8chan: Like 4chan, but even less regulated, the /pol/ board is an epicenter of far-right organizing, be it serious or “for the lulz,” and features many of the alt-right’s most distasteful memes and messages.
The Daily Stormer: Neo-Nazi website (and designated Southern Poverty Law Center hate group) named after Nazi propaganda sheet Der Stürmer, featuring a “Stormer Troll Army” community behind several harassment campaigns. The site mixes memes and anti-Semitic and racist rhetoric into a news-website format.
The Right Stuff: Well-known alt-right blog notable for the youth of its members, who organize regionally at “Pool Parties.” The blog’s Daily Shoah podcast—named after the Holocaust—serves as an example of the alt-right’s youthful, trollish humor in action.

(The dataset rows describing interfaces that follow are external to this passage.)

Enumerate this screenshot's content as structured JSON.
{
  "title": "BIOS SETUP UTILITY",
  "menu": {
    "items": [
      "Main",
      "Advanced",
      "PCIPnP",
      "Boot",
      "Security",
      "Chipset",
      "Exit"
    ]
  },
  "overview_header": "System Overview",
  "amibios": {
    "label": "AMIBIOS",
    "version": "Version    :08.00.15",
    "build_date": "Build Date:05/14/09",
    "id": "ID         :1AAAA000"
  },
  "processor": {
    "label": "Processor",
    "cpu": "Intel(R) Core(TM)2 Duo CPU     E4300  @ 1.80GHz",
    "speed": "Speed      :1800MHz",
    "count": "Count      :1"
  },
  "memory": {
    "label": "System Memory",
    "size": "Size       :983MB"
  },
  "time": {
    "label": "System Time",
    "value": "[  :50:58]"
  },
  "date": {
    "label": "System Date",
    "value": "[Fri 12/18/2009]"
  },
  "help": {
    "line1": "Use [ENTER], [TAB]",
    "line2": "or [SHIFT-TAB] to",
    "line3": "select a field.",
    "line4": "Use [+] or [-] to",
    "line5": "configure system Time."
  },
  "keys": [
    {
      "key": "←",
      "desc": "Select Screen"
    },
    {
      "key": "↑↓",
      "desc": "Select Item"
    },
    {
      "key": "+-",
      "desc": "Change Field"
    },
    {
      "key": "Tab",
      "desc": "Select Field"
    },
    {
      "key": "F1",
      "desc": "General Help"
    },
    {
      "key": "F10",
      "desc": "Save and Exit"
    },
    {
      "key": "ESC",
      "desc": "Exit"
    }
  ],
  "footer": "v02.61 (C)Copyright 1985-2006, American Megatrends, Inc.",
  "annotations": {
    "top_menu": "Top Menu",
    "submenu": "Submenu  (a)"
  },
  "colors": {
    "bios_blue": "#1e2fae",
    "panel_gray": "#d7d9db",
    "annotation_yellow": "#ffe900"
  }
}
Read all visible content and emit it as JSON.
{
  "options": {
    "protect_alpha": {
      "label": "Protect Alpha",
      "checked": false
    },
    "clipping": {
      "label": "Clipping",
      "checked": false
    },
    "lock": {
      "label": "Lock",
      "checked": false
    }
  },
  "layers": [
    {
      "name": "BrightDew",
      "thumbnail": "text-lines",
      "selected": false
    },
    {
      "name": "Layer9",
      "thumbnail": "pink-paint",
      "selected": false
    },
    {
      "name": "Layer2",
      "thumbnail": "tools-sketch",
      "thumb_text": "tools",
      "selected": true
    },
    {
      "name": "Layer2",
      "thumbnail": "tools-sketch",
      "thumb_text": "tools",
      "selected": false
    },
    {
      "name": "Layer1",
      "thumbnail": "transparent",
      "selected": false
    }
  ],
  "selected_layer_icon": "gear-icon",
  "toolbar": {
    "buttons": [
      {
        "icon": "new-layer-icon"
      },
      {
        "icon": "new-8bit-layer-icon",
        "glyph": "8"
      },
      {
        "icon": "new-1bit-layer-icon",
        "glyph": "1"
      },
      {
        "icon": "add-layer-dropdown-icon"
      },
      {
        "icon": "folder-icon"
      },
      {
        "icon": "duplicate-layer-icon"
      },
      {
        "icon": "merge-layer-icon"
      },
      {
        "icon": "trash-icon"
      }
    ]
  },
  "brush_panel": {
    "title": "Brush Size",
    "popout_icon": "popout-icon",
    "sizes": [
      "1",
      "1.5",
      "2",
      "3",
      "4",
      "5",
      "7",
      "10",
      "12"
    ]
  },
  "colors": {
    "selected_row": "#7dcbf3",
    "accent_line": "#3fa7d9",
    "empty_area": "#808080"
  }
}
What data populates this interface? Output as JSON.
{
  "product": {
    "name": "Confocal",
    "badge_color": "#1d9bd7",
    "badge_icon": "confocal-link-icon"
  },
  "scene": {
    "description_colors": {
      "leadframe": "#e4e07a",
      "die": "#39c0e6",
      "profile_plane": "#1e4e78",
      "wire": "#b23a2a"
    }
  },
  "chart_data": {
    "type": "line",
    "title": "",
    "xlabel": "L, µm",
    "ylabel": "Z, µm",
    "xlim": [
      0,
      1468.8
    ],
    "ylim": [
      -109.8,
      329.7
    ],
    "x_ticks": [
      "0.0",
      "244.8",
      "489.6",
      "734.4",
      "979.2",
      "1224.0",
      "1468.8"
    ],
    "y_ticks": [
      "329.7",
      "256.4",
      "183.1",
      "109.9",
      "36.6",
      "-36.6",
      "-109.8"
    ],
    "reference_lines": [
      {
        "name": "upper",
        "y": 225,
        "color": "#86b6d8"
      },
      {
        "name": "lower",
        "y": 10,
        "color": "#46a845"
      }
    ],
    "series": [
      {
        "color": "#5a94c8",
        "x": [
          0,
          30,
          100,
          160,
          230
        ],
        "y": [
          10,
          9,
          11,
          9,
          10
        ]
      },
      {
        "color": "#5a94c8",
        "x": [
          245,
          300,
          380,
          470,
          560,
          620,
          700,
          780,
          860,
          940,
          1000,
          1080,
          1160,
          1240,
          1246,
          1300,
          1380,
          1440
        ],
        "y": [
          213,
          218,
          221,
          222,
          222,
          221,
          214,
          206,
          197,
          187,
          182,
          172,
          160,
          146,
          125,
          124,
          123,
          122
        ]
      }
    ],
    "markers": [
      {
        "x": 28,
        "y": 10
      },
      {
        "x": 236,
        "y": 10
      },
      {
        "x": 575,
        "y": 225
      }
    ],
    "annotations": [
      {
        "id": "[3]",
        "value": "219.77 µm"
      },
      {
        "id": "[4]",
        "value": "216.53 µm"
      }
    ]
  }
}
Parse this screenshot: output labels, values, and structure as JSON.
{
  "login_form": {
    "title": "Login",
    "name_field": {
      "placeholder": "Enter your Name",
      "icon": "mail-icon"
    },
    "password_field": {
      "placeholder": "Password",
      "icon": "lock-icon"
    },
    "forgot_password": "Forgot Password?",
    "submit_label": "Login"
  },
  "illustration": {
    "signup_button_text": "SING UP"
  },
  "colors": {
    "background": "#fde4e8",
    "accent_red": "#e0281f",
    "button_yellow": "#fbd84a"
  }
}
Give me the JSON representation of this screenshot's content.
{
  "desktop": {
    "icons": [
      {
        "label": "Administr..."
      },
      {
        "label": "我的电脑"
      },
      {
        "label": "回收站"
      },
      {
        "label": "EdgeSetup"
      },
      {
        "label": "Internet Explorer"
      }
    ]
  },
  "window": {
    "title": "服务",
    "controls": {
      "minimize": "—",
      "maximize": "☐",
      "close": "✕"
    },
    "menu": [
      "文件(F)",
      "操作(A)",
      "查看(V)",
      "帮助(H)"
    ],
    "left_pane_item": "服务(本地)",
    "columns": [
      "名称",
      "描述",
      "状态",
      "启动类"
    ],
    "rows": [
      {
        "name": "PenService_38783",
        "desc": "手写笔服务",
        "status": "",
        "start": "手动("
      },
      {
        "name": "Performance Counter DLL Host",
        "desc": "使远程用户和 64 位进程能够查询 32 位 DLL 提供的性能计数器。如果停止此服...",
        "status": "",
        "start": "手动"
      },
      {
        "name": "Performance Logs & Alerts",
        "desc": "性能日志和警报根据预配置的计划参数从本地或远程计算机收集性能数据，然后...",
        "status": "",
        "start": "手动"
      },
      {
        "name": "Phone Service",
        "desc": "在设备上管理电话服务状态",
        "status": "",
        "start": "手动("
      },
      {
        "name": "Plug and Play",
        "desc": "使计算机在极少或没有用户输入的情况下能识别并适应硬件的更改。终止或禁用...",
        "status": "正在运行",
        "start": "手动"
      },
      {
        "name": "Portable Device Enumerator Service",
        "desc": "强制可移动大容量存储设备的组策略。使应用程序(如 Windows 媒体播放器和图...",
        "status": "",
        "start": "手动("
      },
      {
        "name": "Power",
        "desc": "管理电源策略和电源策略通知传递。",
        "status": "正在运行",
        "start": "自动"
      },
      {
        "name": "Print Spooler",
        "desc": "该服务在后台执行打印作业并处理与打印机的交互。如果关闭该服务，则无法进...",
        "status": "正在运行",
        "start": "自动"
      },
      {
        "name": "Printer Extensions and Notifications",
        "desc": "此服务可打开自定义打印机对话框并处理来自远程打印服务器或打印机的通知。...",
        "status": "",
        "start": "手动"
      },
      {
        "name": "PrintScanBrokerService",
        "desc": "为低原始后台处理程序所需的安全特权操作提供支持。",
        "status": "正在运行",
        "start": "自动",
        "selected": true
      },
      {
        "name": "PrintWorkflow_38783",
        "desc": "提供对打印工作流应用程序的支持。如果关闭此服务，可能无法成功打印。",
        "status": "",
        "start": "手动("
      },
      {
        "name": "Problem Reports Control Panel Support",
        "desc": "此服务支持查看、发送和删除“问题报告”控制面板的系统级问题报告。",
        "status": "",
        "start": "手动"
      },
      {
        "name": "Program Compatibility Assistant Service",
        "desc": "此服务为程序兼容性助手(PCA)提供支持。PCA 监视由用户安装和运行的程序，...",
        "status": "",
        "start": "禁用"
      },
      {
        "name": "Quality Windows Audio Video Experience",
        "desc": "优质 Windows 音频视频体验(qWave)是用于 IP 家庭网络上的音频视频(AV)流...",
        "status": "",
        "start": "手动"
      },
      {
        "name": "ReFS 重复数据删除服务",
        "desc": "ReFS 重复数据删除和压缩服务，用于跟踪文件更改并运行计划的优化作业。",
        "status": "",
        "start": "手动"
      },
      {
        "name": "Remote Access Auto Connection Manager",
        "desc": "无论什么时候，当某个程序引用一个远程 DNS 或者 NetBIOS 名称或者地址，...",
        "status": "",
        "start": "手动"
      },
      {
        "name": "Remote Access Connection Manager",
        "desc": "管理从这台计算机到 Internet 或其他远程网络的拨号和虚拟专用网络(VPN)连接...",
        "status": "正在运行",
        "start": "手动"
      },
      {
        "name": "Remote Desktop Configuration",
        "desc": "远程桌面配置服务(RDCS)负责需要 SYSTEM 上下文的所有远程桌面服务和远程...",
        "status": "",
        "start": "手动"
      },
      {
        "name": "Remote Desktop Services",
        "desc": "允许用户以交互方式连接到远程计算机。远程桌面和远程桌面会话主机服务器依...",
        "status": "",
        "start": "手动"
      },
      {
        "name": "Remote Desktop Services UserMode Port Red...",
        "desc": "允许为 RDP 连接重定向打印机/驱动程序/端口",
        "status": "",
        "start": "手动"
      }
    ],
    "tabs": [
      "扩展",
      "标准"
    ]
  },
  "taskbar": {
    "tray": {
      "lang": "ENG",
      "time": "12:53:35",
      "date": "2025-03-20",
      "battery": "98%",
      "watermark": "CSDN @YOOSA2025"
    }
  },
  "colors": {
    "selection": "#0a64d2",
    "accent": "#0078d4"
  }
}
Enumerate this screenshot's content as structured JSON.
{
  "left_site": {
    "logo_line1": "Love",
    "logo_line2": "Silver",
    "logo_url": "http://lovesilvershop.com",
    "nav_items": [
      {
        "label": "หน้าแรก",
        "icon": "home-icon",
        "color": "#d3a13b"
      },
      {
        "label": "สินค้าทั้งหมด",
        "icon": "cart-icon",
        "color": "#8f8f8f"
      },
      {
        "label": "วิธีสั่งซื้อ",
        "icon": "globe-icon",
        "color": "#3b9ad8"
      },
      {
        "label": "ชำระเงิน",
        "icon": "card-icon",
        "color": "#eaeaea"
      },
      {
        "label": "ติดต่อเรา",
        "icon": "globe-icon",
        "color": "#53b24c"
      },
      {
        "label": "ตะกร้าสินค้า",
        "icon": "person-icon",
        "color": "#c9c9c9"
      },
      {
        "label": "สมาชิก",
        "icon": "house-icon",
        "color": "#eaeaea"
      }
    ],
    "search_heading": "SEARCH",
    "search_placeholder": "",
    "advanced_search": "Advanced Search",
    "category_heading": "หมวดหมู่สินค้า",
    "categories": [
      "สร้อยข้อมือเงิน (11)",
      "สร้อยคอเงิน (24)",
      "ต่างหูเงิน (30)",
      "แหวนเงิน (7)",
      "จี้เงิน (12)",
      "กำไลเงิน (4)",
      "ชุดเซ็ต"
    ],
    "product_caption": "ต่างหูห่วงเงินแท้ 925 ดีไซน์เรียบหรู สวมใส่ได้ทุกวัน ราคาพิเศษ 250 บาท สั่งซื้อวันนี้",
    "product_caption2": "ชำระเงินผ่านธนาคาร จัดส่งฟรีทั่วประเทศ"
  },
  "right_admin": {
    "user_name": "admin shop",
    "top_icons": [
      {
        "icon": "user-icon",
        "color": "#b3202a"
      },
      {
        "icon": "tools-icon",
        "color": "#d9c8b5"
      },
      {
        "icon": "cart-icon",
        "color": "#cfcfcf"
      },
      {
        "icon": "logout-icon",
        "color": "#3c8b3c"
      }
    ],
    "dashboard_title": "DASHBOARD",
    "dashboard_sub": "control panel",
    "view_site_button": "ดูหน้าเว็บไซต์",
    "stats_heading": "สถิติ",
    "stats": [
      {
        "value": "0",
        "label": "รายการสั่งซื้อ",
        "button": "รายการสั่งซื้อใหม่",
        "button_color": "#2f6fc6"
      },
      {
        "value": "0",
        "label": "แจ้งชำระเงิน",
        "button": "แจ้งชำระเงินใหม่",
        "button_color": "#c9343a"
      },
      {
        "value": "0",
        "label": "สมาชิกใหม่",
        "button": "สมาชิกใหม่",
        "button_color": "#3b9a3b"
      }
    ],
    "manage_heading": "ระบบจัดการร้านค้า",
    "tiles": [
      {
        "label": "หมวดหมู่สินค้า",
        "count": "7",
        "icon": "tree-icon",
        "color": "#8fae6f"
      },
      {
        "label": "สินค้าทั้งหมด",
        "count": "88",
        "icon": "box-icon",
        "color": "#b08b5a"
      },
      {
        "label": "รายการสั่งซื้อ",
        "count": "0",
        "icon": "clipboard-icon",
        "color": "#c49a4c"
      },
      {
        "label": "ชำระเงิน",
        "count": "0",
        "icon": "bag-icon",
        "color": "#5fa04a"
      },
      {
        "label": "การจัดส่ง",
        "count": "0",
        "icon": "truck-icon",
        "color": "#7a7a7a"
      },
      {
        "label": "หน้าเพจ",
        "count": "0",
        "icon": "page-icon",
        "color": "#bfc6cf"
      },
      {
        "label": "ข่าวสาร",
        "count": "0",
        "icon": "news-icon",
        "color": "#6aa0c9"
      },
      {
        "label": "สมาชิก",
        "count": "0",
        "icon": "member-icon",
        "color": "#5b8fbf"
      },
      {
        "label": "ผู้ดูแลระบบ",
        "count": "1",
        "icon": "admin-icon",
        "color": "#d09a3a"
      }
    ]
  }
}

The alt-right speaks its own language, often through inside jokes, memes and euphemisms. These are words teachers can look for and recognize if students are exhibiting alt-right tendencies.
redpilled: First appropriated from The Matrix, then from the “manosphere” of 4chan culture, redpilled refers to protagonist Neo’s choice to take the red pill (as opposed to the blue pill) in order to see the truth about society. For the alt-right, it means espousing their viewpoints and seeing through the lies purportedly spread by feminists, mainstream media and multiculturalists.
alpha, beta: Refers to men with varying levels of “traditional” masculinity. Alphas achieve dominance, as opposed to more subservient, “weak” betas.
“for the lulz”: Originally from 4chan but now widespread, an excuse for offensive or troll behavior that happens as a result of a joke or action that brings the troll comedic joy; often used to deflect accusations of racism or bigotry.
(((echo))): Three parentheses placed around a name to suggest someone is Jewish, often in a derogatory way.
dindu (nuffin): A crude shorthand for “didn’t do nothing” used to mock African-American Vernacular English as well as black people killed by law enforcement, questioning their innocence.
kek: A stand-in for “lol” or “laugh out loud” borne from the video game World of Warcraft, in which typing “lol” to the Horde faction will result in this translation. Members of the alt-right will sometimes joke that they belong to a religion called Kek or the Cult of Kek.
cuck: From the word cuckold—a man whose wife has cheated on him—this is a common insult from the alt-right, often aimed at a man deemed weak.
cuckservative: This derivation of cuck is reserved for Republicans who oppose alt-right viewpoints or are deemed “establishment.”
deus vult: Latin for “God wills it,” this phrase often accompanies Islamophobic threats or calls to harm Muslims.
NEET: An acronym meaning “not in education, employment or training,” used as self-deprecation.
incel: An “involuntary celibate,” i.e., someone who wishes to have sex but can’t find a sexual partner.
Lügenpresse: Meaning “lying press” in German, this phrase was used frequently by Nazi officials and has been resurrected by the alt-right as an insult to mainstream media outlets.
SJW: An acronym for “social justice warrior,” a now-common way of mocking those concerned with civil rights.
white genocide: A favorite among white nationalists, this conspiracy theory suggests multiculturalism (among other things) is part of a plot to eradicate white people from the United States and Europe.
NRx-ers: A shortened version of Neoreactionism, a philosophy among some in alt-right circles who believe autocracy is preferable to democracy.
Pepe the Frog: A once-innocent cartoon since coopted by far-right influencers as a mascot and meme for their movement.
Trash Dove: Another coopted cartoon, this purple pigeon began as a Facebook sticker before trolls turned it into a pro-Nazi image as a joke. The line between joke and serious symbol of Nazi leanings has since become blurred.
Moon Man: Once a McDonald’s ad campaign mascot, the KKK-resembling character has become a quintessential example of the alt-right’s use of humorous pop-culture references to represent less-than-humorous ideals.